━━━ EXERCISE INPUTS ━━━

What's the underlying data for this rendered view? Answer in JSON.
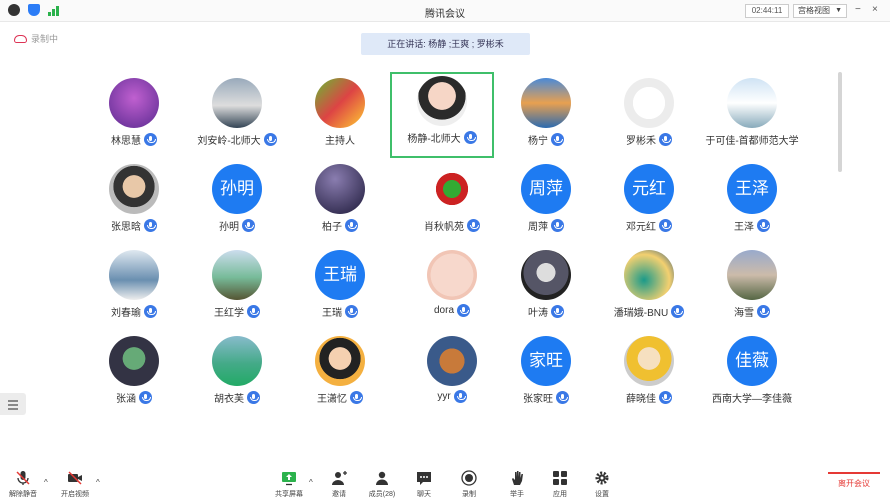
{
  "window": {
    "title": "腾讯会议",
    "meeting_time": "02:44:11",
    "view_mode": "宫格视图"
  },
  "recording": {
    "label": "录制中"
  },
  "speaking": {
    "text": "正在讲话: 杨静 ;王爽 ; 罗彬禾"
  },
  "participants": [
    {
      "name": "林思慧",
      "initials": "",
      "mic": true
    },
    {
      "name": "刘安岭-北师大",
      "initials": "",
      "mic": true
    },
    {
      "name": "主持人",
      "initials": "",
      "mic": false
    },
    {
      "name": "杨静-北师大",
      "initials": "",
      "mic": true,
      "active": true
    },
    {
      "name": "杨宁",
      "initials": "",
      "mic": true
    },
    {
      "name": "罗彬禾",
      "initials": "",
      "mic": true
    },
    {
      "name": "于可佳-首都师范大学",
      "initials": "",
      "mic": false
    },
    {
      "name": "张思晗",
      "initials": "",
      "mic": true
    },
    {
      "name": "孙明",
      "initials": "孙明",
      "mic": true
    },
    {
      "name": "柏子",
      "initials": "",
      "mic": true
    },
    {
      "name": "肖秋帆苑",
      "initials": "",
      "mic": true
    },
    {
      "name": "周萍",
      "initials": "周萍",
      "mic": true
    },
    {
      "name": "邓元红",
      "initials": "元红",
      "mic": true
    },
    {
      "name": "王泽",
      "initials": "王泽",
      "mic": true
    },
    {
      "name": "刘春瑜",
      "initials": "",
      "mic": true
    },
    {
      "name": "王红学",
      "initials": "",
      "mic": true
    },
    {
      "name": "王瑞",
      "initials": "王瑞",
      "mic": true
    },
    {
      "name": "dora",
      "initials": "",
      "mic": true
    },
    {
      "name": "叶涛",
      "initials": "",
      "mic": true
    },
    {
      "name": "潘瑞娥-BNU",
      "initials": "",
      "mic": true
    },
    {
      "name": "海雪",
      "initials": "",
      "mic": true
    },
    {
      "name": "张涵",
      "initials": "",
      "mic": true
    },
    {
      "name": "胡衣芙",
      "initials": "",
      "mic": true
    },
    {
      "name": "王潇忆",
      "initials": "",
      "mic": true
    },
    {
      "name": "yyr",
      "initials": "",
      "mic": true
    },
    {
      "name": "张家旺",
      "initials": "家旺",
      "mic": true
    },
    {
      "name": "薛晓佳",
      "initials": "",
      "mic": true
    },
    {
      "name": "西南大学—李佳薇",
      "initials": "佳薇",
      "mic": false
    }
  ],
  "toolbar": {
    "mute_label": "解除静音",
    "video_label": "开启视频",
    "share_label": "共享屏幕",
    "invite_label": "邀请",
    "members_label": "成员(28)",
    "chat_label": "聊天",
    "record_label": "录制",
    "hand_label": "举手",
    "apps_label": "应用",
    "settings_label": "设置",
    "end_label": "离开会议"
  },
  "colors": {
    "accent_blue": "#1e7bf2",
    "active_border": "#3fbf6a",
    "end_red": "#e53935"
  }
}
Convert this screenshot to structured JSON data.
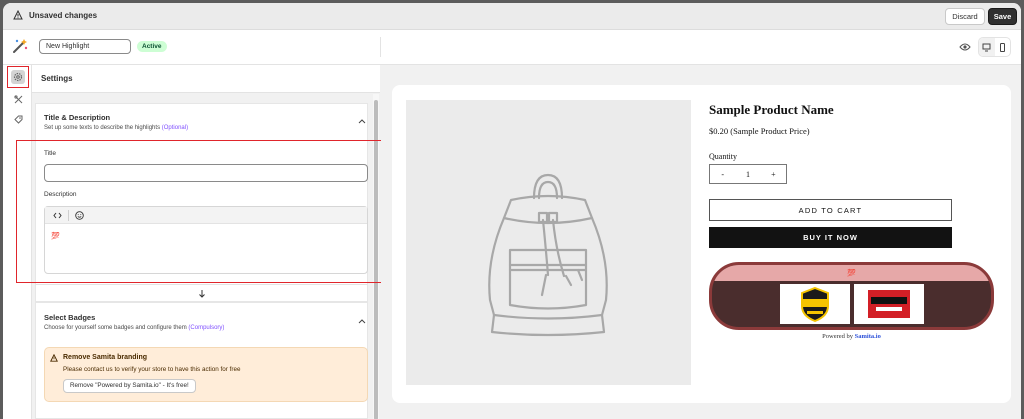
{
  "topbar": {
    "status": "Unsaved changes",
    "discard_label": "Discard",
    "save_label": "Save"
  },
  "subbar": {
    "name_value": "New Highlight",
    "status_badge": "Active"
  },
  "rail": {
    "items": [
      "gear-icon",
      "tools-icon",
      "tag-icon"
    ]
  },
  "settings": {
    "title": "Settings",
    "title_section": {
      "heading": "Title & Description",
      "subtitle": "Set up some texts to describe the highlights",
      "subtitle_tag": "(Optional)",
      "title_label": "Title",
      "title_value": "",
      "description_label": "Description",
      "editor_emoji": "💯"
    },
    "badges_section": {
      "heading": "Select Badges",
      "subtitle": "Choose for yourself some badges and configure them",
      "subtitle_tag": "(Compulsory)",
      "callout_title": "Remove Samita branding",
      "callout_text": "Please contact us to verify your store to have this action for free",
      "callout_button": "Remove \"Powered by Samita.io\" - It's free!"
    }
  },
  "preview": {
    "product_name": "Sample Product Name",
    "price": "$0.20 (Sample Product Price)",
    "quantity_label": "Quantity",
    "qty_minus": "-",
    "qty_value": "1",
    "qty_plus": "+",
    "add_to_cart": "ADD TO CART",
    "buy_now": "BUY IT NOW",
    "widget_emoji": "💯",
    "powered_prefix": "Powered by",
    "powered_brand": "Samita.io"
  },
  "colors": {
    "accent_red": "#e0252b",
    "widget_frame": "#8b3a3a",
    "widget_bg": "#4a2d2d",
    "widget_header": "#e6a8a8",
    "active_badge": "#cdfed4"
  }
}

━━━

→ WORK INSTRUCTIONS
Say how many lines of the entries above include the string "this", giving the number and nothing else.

→ EXERCISE RESULT
3